Quantcast

Seamus Mullen's crudo recipe channels the elegant fusion of Nobu Milan's interior design


DISH BY SEAMUS MULLEN
PHOTO BY LESLEY UNRUH

Inspired by Nobu Milan

Hamachi crude with charred blood orange and toasted hazelnuts

I suppose "fusion" is a bit of a four-letter word these days, at least in the culinary world – it's not to be mentioned in the front or back of the house of any self-respecting restaurant. We're quick to mock it as a terribly dated food fad, and just as quickly as a quick to forget that fusion cuisine is often the result of innovation and creativity. It's about exploring different different exciting ways to combine ingredients, flavors, and techniques to create something entirely new – and really, what could be wrong with that, if it's done well?

The godfather of fusion is arguable Nobuyuki Matsuhisa, more famously known as just Nobu. As a young Japanese chef he was transplanted to Peru, where he was tasked with opening a restaurant in Lima without access to traditional Japanese ingredients – so he had to get creative. He experimented with incorporating Peruvian ingredients into his food, the result of which has had a lasting influence on contemporary cuisine. Nobu was a true trailblazer, responsible for introducing the U.S. to numerous dishes we take for granted today. That yellowtail jalapeño roll on every sushi menu? The ubiquitous black cod with miso? You can thank Nobu for both of those.

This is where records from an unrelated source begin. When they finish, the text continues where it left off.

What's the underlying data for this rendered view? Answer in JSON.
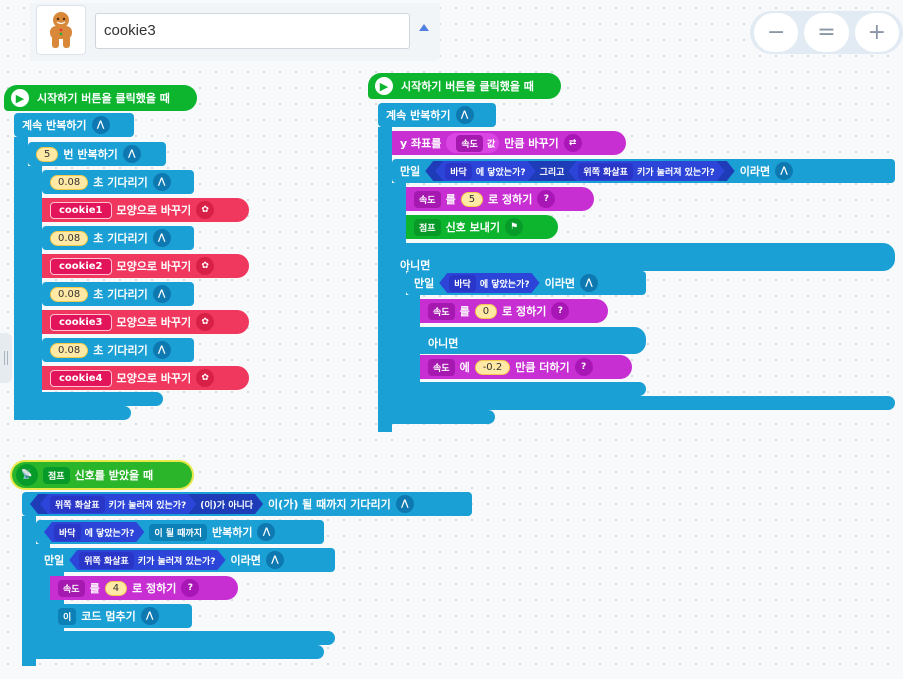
{
  "sprite": {
    "name": "cookie3"
  },
  "zoom": {
    "out": "−",
    "reset": "=",
    "in": "+"
  },
  "s1": {
    "hat": "시작하기 버튼을 클릭했을 때",
    "forever": "계속 반복하기",
    "repeat_count": "5",
    "repeat_label": "번 반복하기",
    "wait_val": "0.08",
    "wait_label": "초 기다리기",
    "shape_label": "모양으로 바꾸기",
    "shapes": [
      "cookie1",
      "cookie2",
      "cookie3",
      "cookie4"
    ]
  },
  "s2": {
    "hat": "시작하기 버튼을 클릭했을 때",
    "forever": "계속 반복하기",
    "changey": "y 좌표를",
    "var": "속도",
    "val_word": "값",
    "changey_tail": "만큼 바꾸기",
    "if": "만일",
    "floor": "바닥",
    "touch": "에 닿았는가?",
    "and": "그리고",
    "up": "위쪽 화살표",
    "key": "키가 눌러져 있는가?",
    "then": "이라면",
    "set_mid": "를",
    "set_val1": "5",
    "set_tail": "로 정하기",
    "jump": "점프",
    "send": "신호 보내기",
    "else": "아니면",
    "set_val2": "0",
    "add_mid": "에",
    "add_val": "-0.2",
    "add_tail": "만큼 더하기"
  },
  "s3": {
    "hat_sig": "점프",
    "hat": "신호를 받았을 때",
    "wait_key": "위쪽 화살표",
    "wait_keytxt": "키가 눌러져 있는가?",
    "not": "(이)가 아니다",
    "wait_tail": "이(가) 될 때까지 기다리기",
    "floor": "바닥",
    "touch": "에 닿았는가?",
    "until": "이 될 때까지",
    "rep": "반복하기",
    "if": "만일",
    "up": "위쪽 화살표",
    "key": "키가 눌러져 있는가?",
    "then": "이라면",
    "var": "속도",
    "set_mid": "를",
    "set_val": "4",
    "set_tail": "로 정하기",
    "stop_dd": "이",
    "stop": "코드 멈추기"
  },
  "colors": {
    "flow": "#1aa0d4",
    "looks": "#f0385f",
    "data": "#c82fd3",
    "event": "#0db52f"
  }
}
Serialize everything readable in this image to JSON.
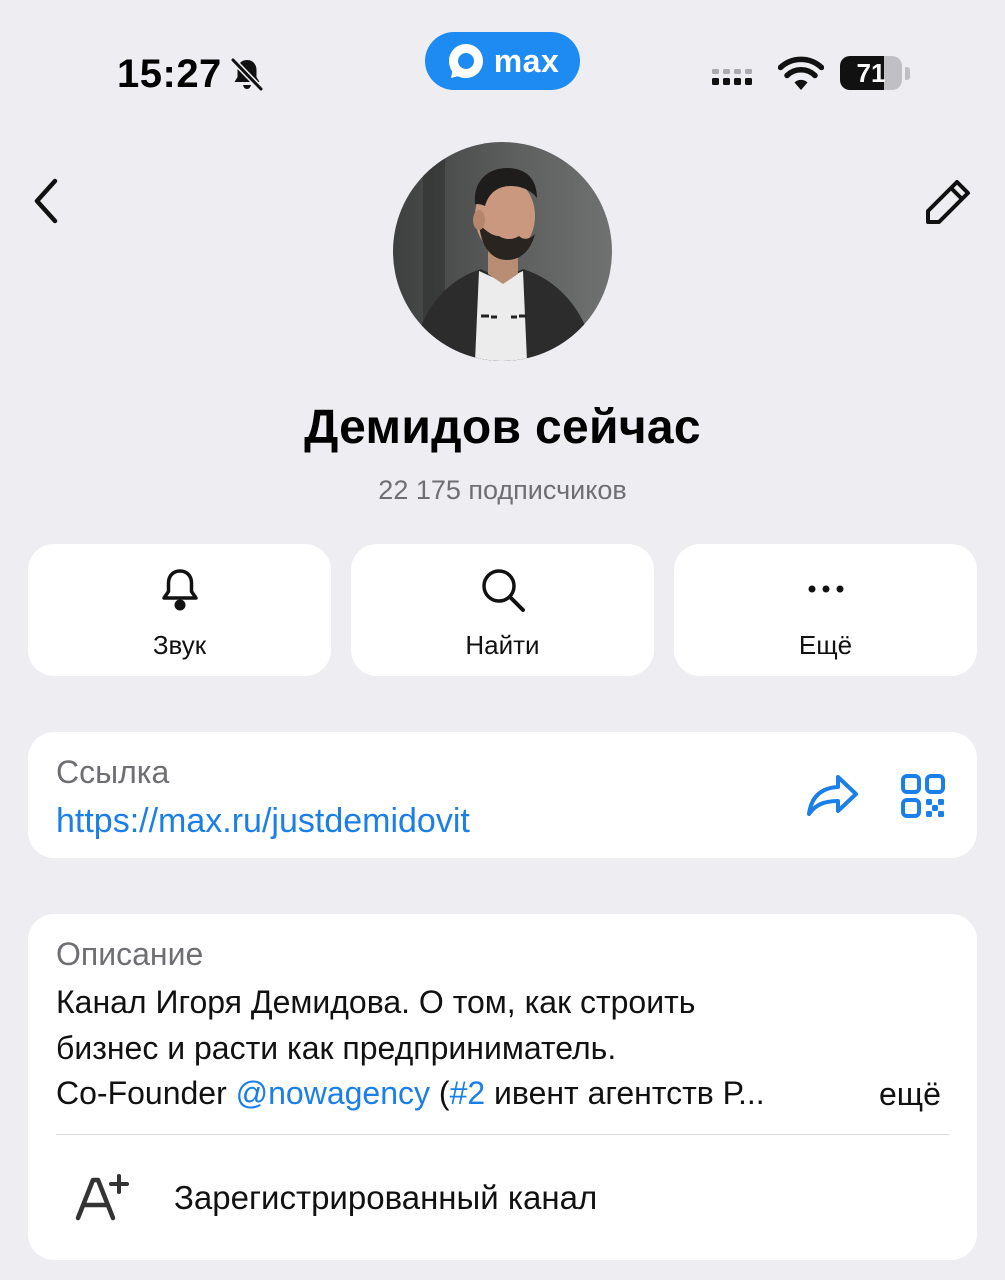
{
  "status_bar": {
    "time": "15:27",
    "battery_level": "71",
    "battery_fraction": 0.71,
    "brand": "max"
  },
  "colors": {
    "background": "#EEEEF2",
    "card": "#FFFFFF",
    "accent": "#1A7FE8",
    "brand": "#1E8BF2",
    "secondary_text": "#6E6E73"
  },
  "icons": {
    "back": "chevron-left-icon",
    "edit": "pencil-icon",
    "sound": "bell-icon",
    "search": "search-icon",
    "more": "ellipsis-icon",
    "share": "share-arrow-icon",
    "qr": "qr-code-icon",
    "registered": "registered-channel-icon"
  },
  "channel": {
    "title": "Демидов сейчас",
    "subscribers": "22 175 подписчиков"
  },
  "actions": [
    {
      "label": "Звук"
    },
    {
      "label": "Найти"
    },
    {
      "label": "Ещё"
    }
  ],
  "link": {
    "caption": "Ссылка",
    "url": "https://max.ru/justdemidovit"
  },
  "description": {
    "caption": "Описание",
    "line1": "Канал Игоря Демидова. О том, как строить",
    "line2": "бизнес и расти как предприниматель.",
    "line3_prefix": "Co-Founder ",
    "mention": "@nowagency",
    "line3_paren": " (",
    "hashtag": "#2",
    "line3_rest": " ивент агентств Р...",
    "more": "ещё"
  },
  "registered": {
    "label": "Зарегистрированный канал"
  }
}
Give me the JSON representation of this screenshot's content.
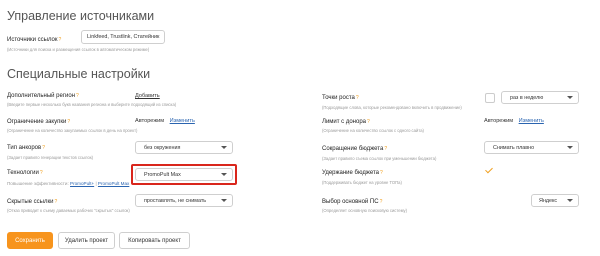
{
  "sources": {
    "title": "Управление источниками",
    "links_label": "Источники ссылок",
    "links_value": "Linkfeed, Trustlink, Статейник",
    "links_hint": "(Источники для поиска и размещения ссылок в автоматическом режиме)"
  },
  "special": {
    "title": "Специальные настройки",
    "region": {
      "label": "Дополнительный регион",
      "action": "Добавить",
      "hint": "(Введите первые несколько букв названия региона и выберите подходящий из списка)"
    },
    "growth_point": {
      "label": "Точки роста",
      "select_value": "раз в неделю",
      "hint": "(Подходящие слова, которые рекомендовано включить в продвижение)"
    },
    "purchase_limit": {
      "label": "Ограничение закупки",
      "value": "Авторежим",
      "action": "Изменить",
      "hint": "(Ограничение на количество закупаемых ссылок в день на проект)"
    },
    "donor_limit": {
      "label": "Лимит с донора",
      "value": "Авторежим",
      "action": "Изменить",
      "hint": "(Ограничение на количество ссылок с одного сайта)"
    },
    "anchor_type": {
      "label": "Тип анкоров",
      "select_value": "без окружения",
      "hint": "(Задает правило генерации текстов ссылок)"
    },
    "budget_cut": {
      "label": "Сокращение бюджета",
      "select_value": "Снимать плавно",
      "hint": "(Задает правило съема ссылок при уменьшении бюджета)"
    },
    "technologies": {
      "label": "Технологии",
      "select_value": "PromoPult Max",
      "hint_prefix": "Повышение эффективности:",
      "hint_link1": "PromoPult+",
      "hint_sep": " | ",
      "hint_link2": "PromoPult Max"
    },
    "budget_hold": {
      "label": "Удержание бюджета",
      "hint": "(Поддерживать бюджет на уровне ТОПа)"
    },
    "hidden_links": {
      "label": "Скрытые ссылки",
      "select_value": "проставлять, не снимать",
      "hint": "(Отказ приводит к съему даваемых рабочих \"скрытых\" ссылок)"
    },
    "main_ps": {
      "label": "Выбор основной ПС",
      "select_value": "Яндекс",
      "hint": "(Определяет основную поисковую систему)"
    }
  },
  "actions": {
    "save": "Сохранить",
    "delete": "Удалить проект",
    "copy": "Копировать проект"
  },
  "colors": {
    "accent": "#f7941d",
    "highlight": "#d9261c",
    "link": "#2a64b0"
  }
}
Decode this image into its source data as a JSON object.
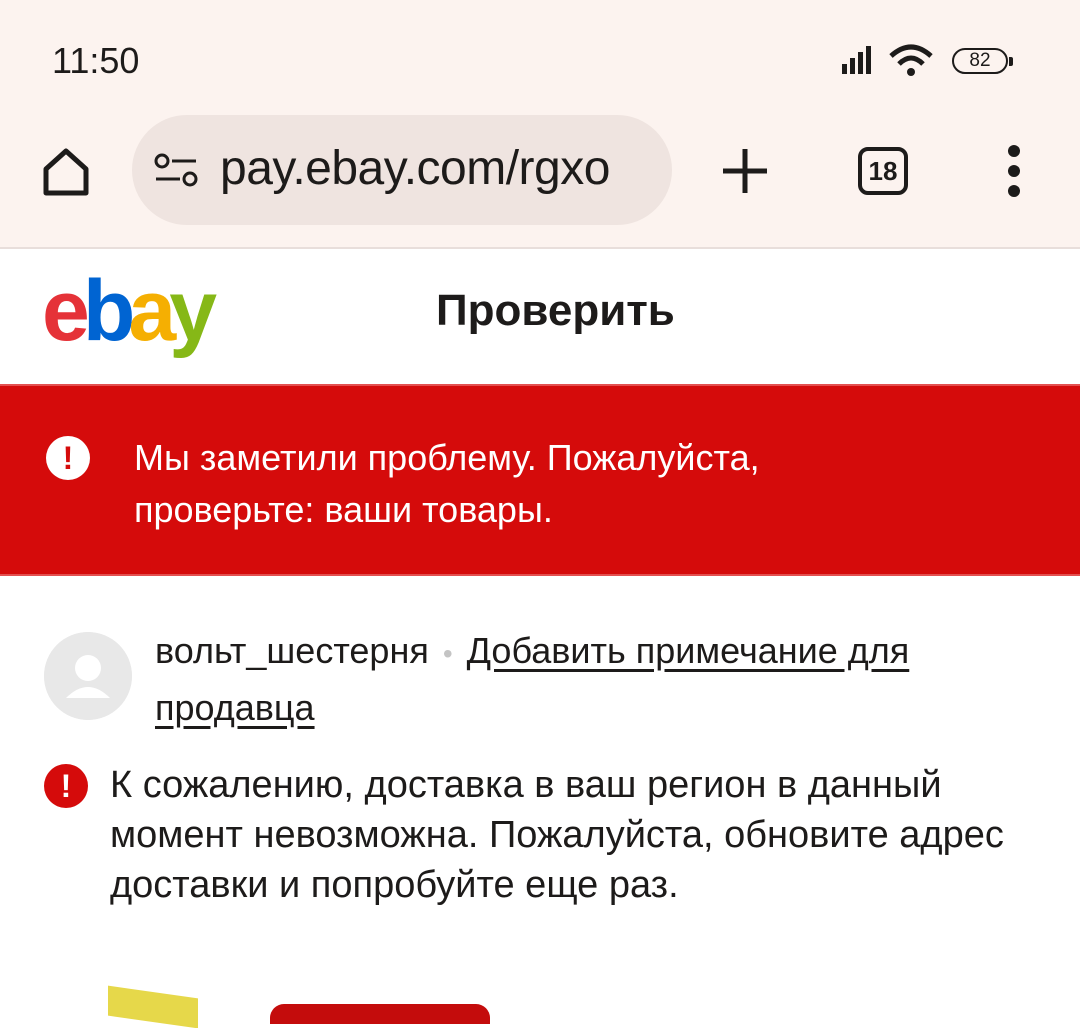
{
  "status_bar": {
    "time": "11:50",
    "battery": "82",
    "icons": [
      "signal-icon",
      "wifi-icon",
      "battery-icon"
    ]
  },
  "browser": {
    "url": "pay.ebay.com/rgxo",
    "tab_count": "18",
    "icons": [
      "home-icon",
      "site-settings-icon",
      "plus-icon",
      "tabs-icon",
      "more-vert-icon"
    ]
  },
  "header": {
    "logo_letters": [
      "e",
      "b",
      "a",
      "y"
    ],
    "logo_colors": [
      "#e53238",
      "#0064d2",
      "#f5af02",
      "#86b817"
    ],
    "title": "Проверить"
  },
  "error_banner": {
    "icon": "!",
    "message_line1": "Мы заметили проблему. Пожалуйста,",
    "message_line2": "проверьте: ваши товары.",
    "background": "#d50b0b"
  },
  "seller": {
    "name": "вольт_шестерня",
    "separator": "•",
    "note_link": "Добавить примечание для продавца"
  },
  "shipping_error": {
    "icon": "!",
    "message": "К сожалению, доставка в ваш регион в данный момент невозможна. Пожалуйста, обновите адрес доставки и попробуйте еще раз."
  }
}
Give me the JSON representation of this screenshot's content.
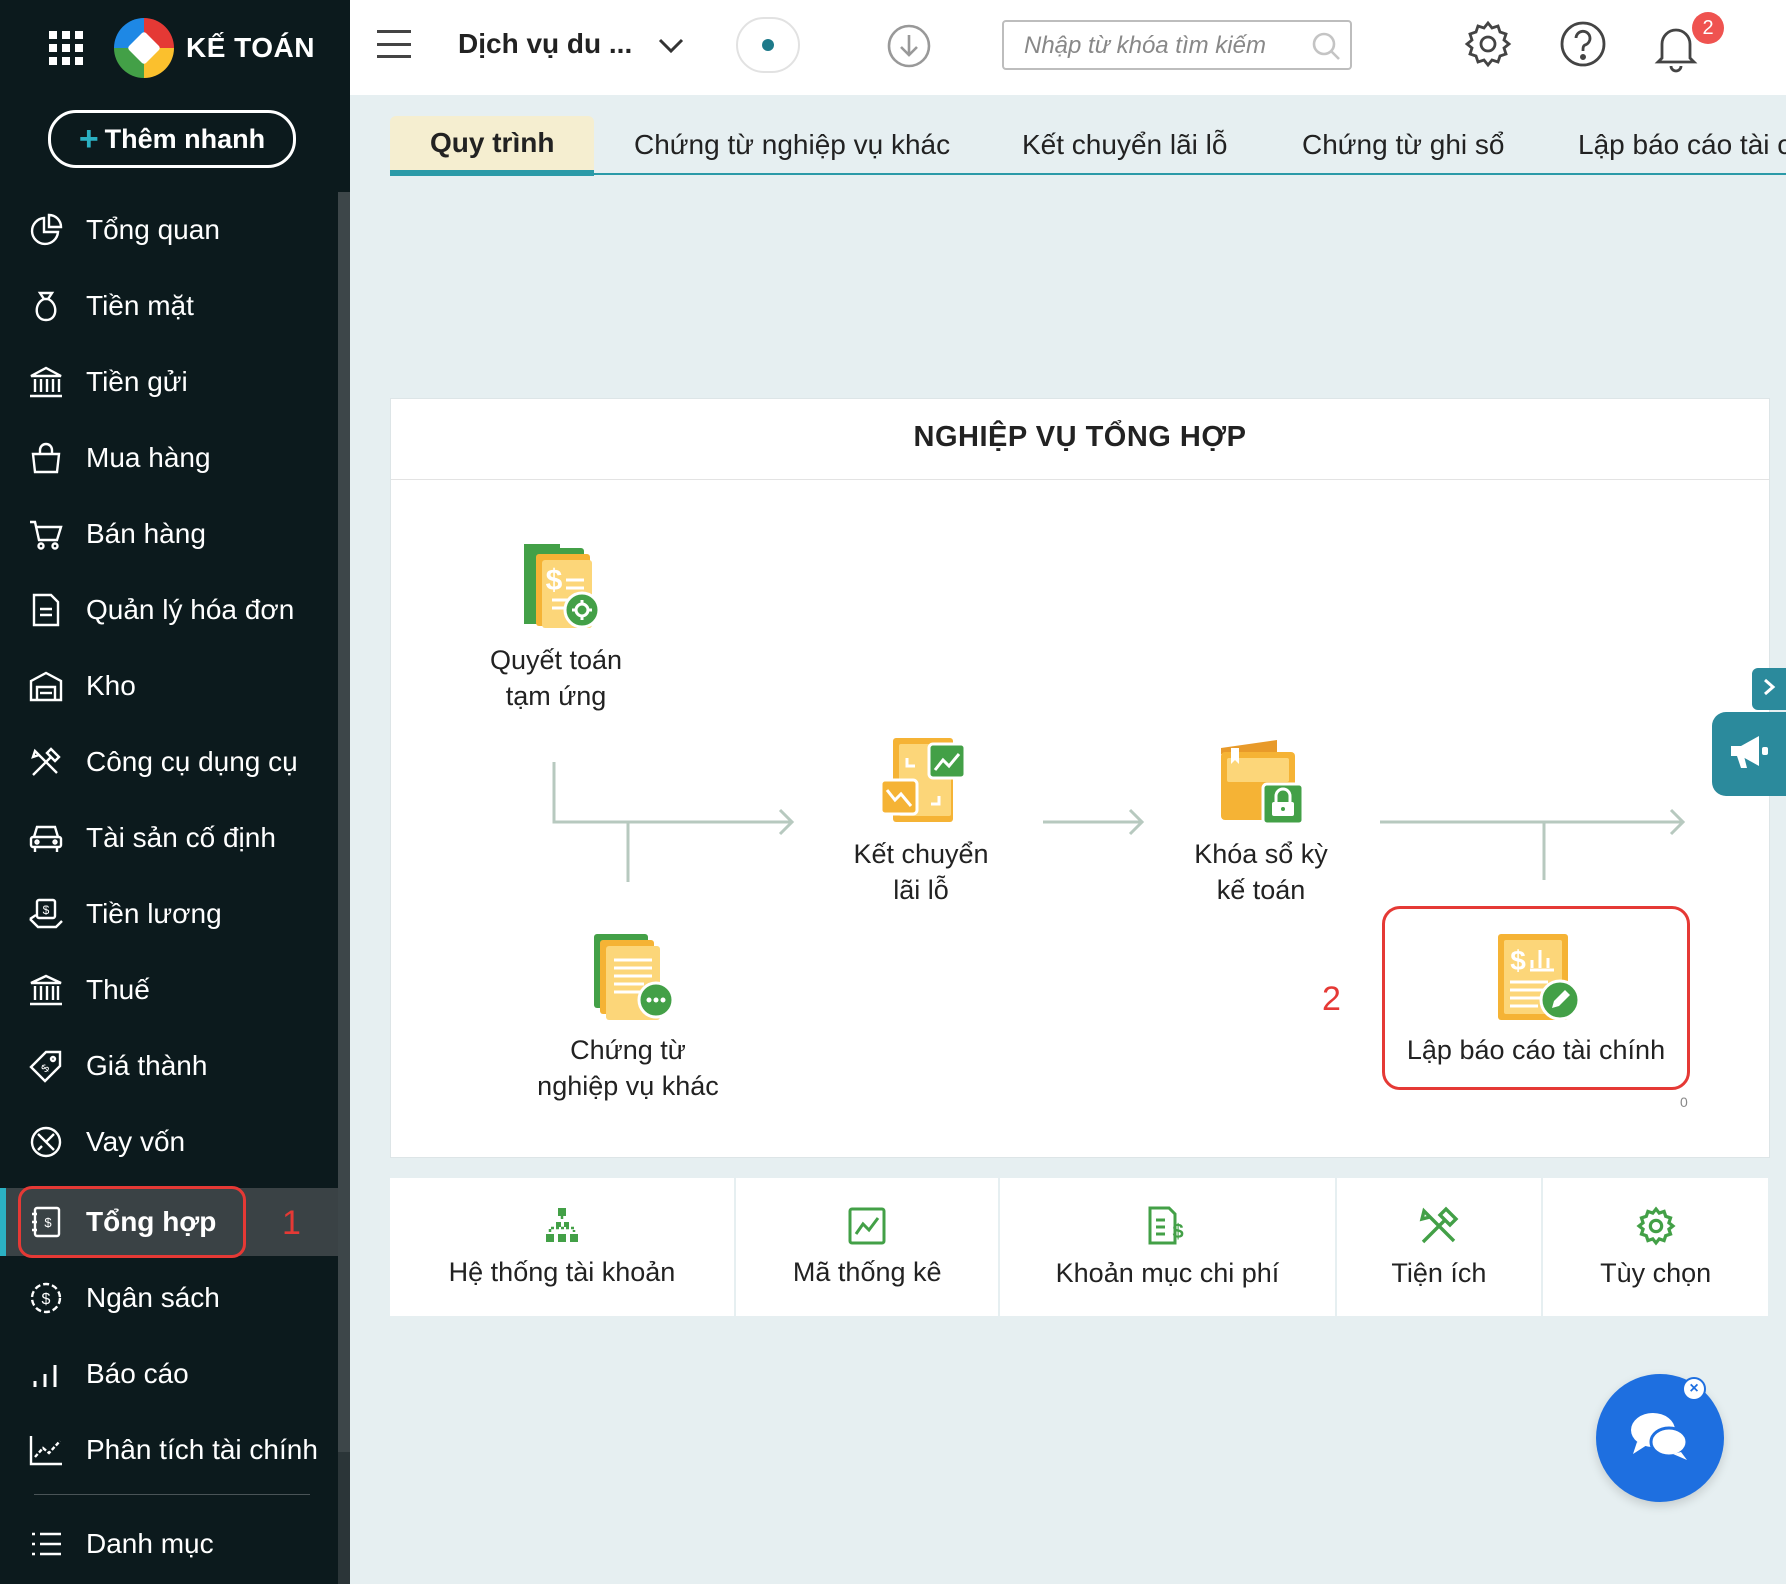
{
  "sidebar": {
    "brand": "KẾ TOÁN",
    "quick_add": "Thêm nhanh",
    "items": [
      {
        "label": "Tổng quan",
        "icon": "pie-chart-icon"
      },
      {
        "label": "Tiền mặt",
        "icon": "money-bag-icon"
      },
      {
        "label": "Tiền gửi",
        "icon": "bank-icon"
      },
      {
        "label": "Mua hàng",
        "icon": "shopping-bag-icon"
      },
      {
        "label": "Bán hàng",
        "icon": "cart-icon"
      },
      {
        "label": "Quản lý hóa đơn",
        "icon": "invoice-icon"
      },
      {
        "label": "Kho",
        "icon": "warehouse-icon"
      },
      {
        "label": "Công cụ dụng cụ",
        "icon": "tools-icon"
      },
      {
        "label": "Tài sản cố định",
        "icon": "car-icon"
      },
      {
        "label": "Tiền lương",
        "icon": "salary-icon"
      },
      {
        "label": "Thuế",
        "icon": "tax-building-icon"
      },
      {
        "label": "Giá thành",
        "icon": "price-tag-icon"
      },
      {
        "label": "Vay vốn",
        "icon": "loan-icon"
      },
      {
        "label": "Tổng hợp",
        "icon": "ledger-icon"
      },
      {
        "label": "Ngân sách",
        "icon": "budget-icon"
      },
      {
        "label": "Báo cáo",
        "icon": "bar-chart-icon"
      },
      {
        "label": "Phân tích tài chính",
        "icon": "analysis-icon"
      },
      {
        "label": "Danh mục",
        "icon": "list-icon"
      }
    ],
    "step_marker": "1"
  },
  "topbar": {
    "org_name": "Dịch vụ du ...",
    "search_placeholder": "Nhập từ khóa tìm kiếm",
    "notification_count": "2"
  },
  "tabs": [
    "Quy trình",
    "Chứng từ nghiệp vụ khác",
    "Kết chuyển lãi lỗ",
    "Chứng từ ghi sổ",
    "Lập báo cáo tài cl"
  ],
  "process": {
    "title": "NGHIỆP VỤ TỔNG HỢP",
    "nodes": {
      "advance_settlement": {
        "line1": "Quyết toán",
        "line2": "tạm ứng"
      },
      "other_vouchers": {
        "line1": "Chứng từ",
        "line2": "nghiệp vụ khác"
      },
      "profit_loss_transfer": {
        "line1": "Kết chuyển",
        "line2": "lãi lỗ"
      },
      "lock_period": {
        "line1": "Khóa sổ kỳ",
        "line2": "kế toán"
      },
      "financial_report": {
        "line1": "Lập báo cáo tài chính"
      }
    },
    "step_marker": "2",
    "tiny_label": "0"
  },
  "shortcuts": [
    "Hệ thống tài khoản",
    "Mã thống kê",
    "Khoản mục chi phí",
    "Tiện ích",
    "Tùy chọn"
  ],
  "colors": {
    "sidebar_bg": "#0c1a1d",
    "accent": "#2b9aa8",
    "highlight": "#e53935",
    "icon_green": "#43a047",
    "icon_orange": "#f5b335"
  }
}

The newly renovated Armani Nobu itself is an excellent example of well-executed fusion, integrating sensual Italian sophistication with a coal, bold, Japanese aesthetic. Two cultures known for their exquisite sense of luxury are represented here in a space that is rich yet understated, a quiet decadence that comes through not in ornamentation but through rich textures and materials. 

For this dish, I knew immediately that I wanted to do a crudo, since I can't think of a better way to pay homage to Nobu. Nowadays, it's hard to find a restaurant that doesn't serve crudo of some sort (yet another thing we can thank Nobu for). A good crude is not unlike this space – it looks deceptively simple, but is built upon layers of of flavor and texture and is actually quite complex. For this dish, I chose hamachi, or yellowtail, a fish that Nobu helped popularize in the States. The silky texture of the cured fish pairs beautifully with the toasty crunch or hazelnuts and the smoky brightness of blood orange. To add to my own twist, I've given it a slight Spanish accent with the use of pimentón in the curing mixture and sherry vinegar for the vinaigrette. There you have it: fusion! I guess it's not such a bad word after all. 

Serves one as an appetizer

2           ounces yellowtail filet

1/2        cup sugar

1/2        cup kosher salt

1/2        teaspoon pimentón

4           ounces butter

1/2        tablespoon hazelnuts

1           tablespoon fine sherry vinegar

            salt to taste

For the garnish:

1          blood brand, skin removed, cut into 1-ince wedges

1          ounce crème fraîche

2         chopped dill sprigs, with 3 leaves set aside for garnish

1          clove garlic, great with microplane salt and pepper to taste

Process

To prepare the yellowtail for curing, mix the salt, sugar, and pimentón in a small mixing bowl. On a small tray or plate, sprinkle the filet liberally with the curing mixture. Cover tightly with plastic wrap and cure in the refrigerator for one hour. Remove and rinse the fish carefully, then pat dry with a clean towel. Slice sashimi-style into 1/8 inch slices.
     
Meanwhile, in a small saucepan, toast hazelnuts in butter until golden brown. Remove from butter, crush with the flat end of a knife, and set aside. Make a brown butter vinaigrette by continuing to cook the butter until brown, then remove from heat and add the sherry vinaigrette and salt to taste; set aside. 
     
Heat a dry cast-iron skillet on high; once the skillet is hot, place the blood orange slices face down and char on one side. Cut into halves and set aside. In a small mixing bowl, mix the crème fraîche, dill, and garlic; season with salt and pepper to taste.
     
To plate the dish, smear the crème fraîche on a clean plate. Arrange alternating slices of the charred blood orange and cured fish. Dress with the brown butter vinaigrette and finish with crushed hazelnuts and dill leaves.    Enjoy.